During most of our trips, we don’t see any northern lights. People often ask what the chances are, but don’t realise it has to be dark to see them. However, as Scoresbysund is about 1000km south of Spitsbergen and it’s now the middle of September, it is getting pretty dark, so the chances increase. Unfortunately, we were not very lucky with the weather, as it was overcast for most of the time. Until our last evening in Greenland. Just before I went to bed, I had a quick check outside (I hate it to be woken just after going to bed), and there they were. Not extremely bright, most of the time our eyes only saw something white, but it was really the Aurora.
Now my challenge came to try and make some decent pictures of it. On land no problem at all, but on a moving ship, it becomes a different story. Tripods are great of course, but only for so much use if the ‘ground’ you place it on is moving. And for Aurora-photos, you always need a shutter speed of several seconds, far to long for the ship to stay stable. This time, I got lucky. First of all, the sea was quite calm, so the boat didn’t move that much. And secondly, with my new Sigma 24mm/f1.4 lens, I managed to reduce the shutter speed to only two seconds, if I put the ISO a bit higher. Okay, at close examination still not perfectly sharp and a bit noisy, but very decent results, I would say.
When I placed myself on the back deck, I noticed there was another light to be seen as well. In the water behind the ship, bioluminescence could be seen. Tiny animals producing light and creating light flashes behind the ship. I did give it a try to photograph the combination, but that was too complicated.
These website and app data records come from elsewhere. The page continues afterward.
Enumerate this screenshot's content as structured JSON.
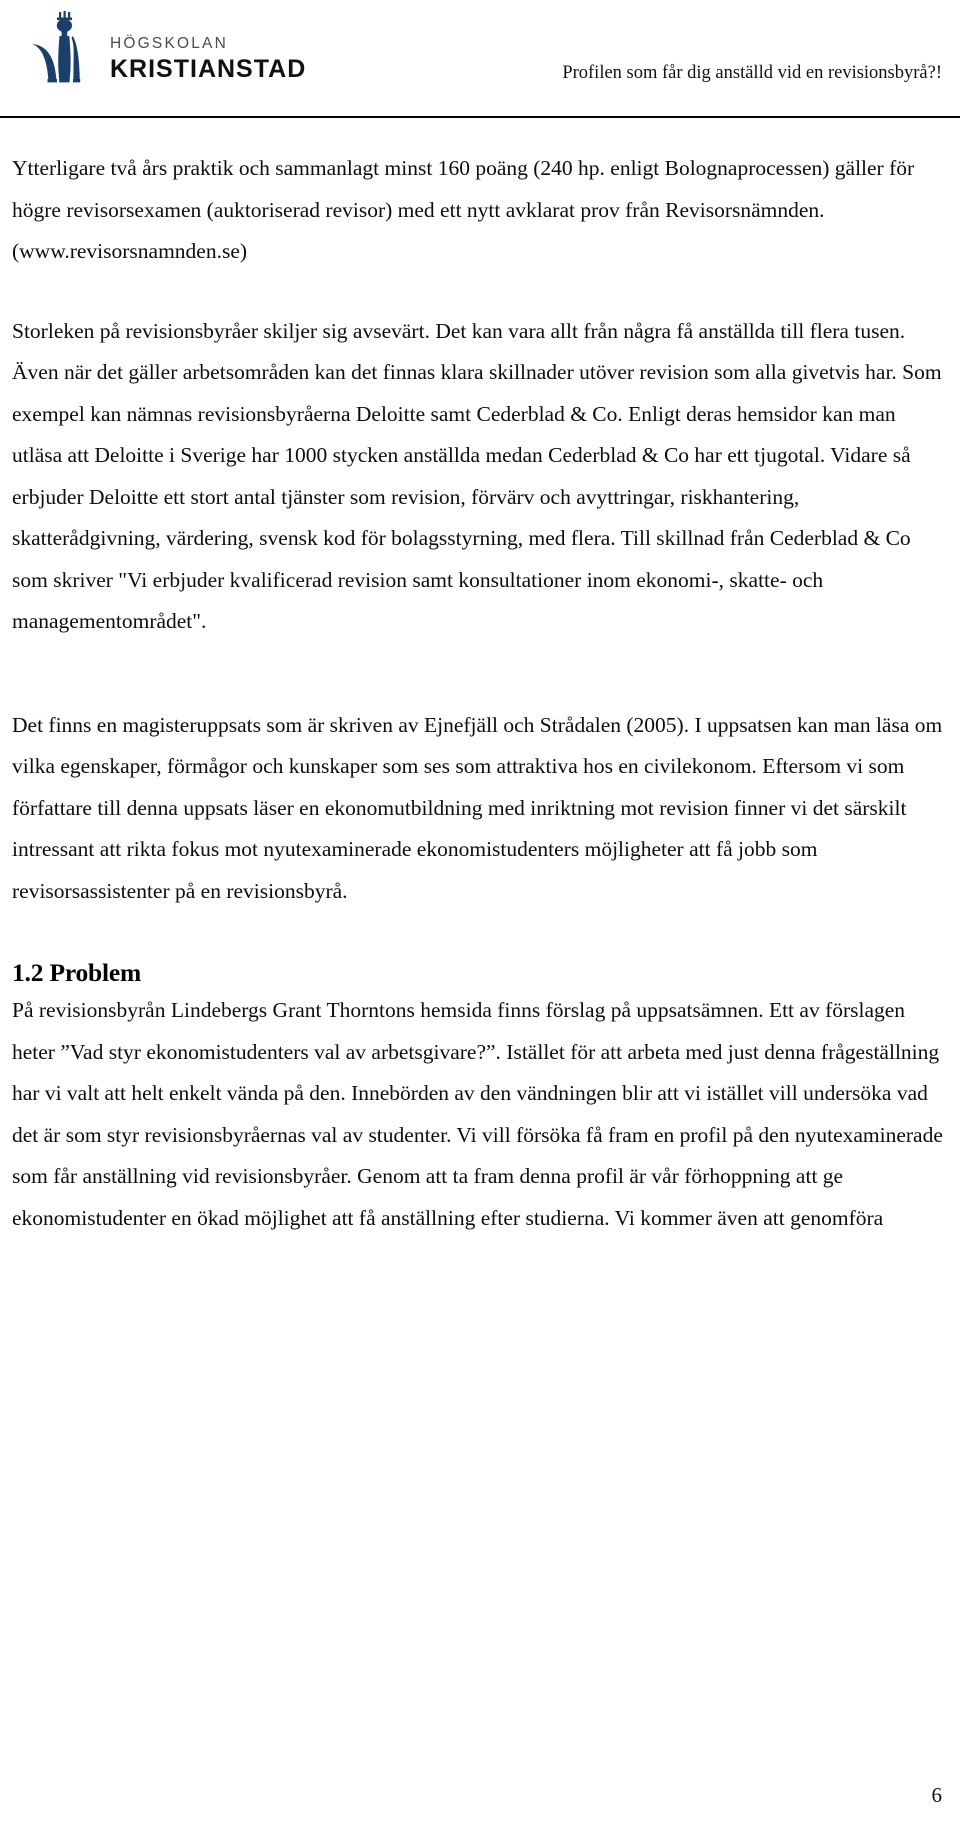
{
  "header": {
    "logo": {
      "line1": "HÖGSKOLAN",
      "line2": "KRISTIANSTAD",
      "mark_color": "#1b3f6b",
      "word1_color": "#4c4c4c",
      "word2_color": "#111111"
    },
    "running_title": "Profilen som får dig anställd vid en revisionsbyrå?!"
  },
  "body": {
    "paragraph_1": "Ytterligare två års praktik och sammanlagt minst 160 poäng (240 hp. enligt Bolognaprocessen) gäller för högre revisorsexamen (auktoriserad revisor) med ett nytt avklarat prov från Revisorsnämnden. (www.revisorsnamnden.se)",
    "paragraph_2": "Storleken på revisionsbyråer skiljer sig avsevärt. Det kan vara allt från några få anställda till flera tusen. Även när det gäller arbetsområden kan det finnas klara skillnader utöver revision som alla givetvis har. Som exempel kan nämnas revisionsbyråerna Deloitte samt Cederblad & Co. Enligt deras hemsidor kan man utläsa att Deloitte i Sverige har 1000 stycken anställda medan Cederblad & Co har ett tjugotal. Vidare så erbjuder Deloitte ett stort antal tjänster som revision, förvärv och avyttringar, riskhantering, skatterådgivning, värdering, svensk kod för bolagsstyrning, med flera. Till skillnad från Cederblad & Co som skriver \"Vi erbjuder kvalificerad revision samt konsultationer inom ekonomi-, skatte- och managementområdet\".",
    "paragraph_3": "Det finns en magisteruppsats som är skriven av Ejnefjäll och Strådalen (2005). I uppsatsen kan man läsa om vilka egenskaper, förmågor och kunskaper som ses som attraktiva hos en civilekonom. Eftersom vi som författare till denna uppsats läser en ekonomutbildning med inriktning mot revision finner vi det särskilt intressant att rikta fokus mot nyutexaminerade ekonomistudenters möjligheter att få jobb som revisorsassistenter på en revisionsbyrå.",
    "section_heading": "1.2 Problem",
    "paragraph_4": "På revisionsbyrån Lindebergs Grant Thorntons hemsida finns förslag på uppsatsämnen. Ett av förslagen heter ”Vad styr ekonomistudenters val av arbetsgivare?”. Istället för att arbeta med just denna frågeställning har vi valt att helt enkelt vända på den. Innebörden av den vändningen blir att vi istället vill undersöka vad det är som styr revisionsbyråernas val av studenter. Vi vill försöka få fram en profil på den nyutexaminerade som får anställning vid revisionsbyråer. Genom att ta fram denna profil är vår förhoppning att ge ekonomistudenter en ökad möjlighet att få anställning efter studierna. Vi kommer även att genomföra"
  },
  "footer": {
    "page_number": "6"
  }
}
However, the result was still quite nice with the reflection of the northern lights in the water.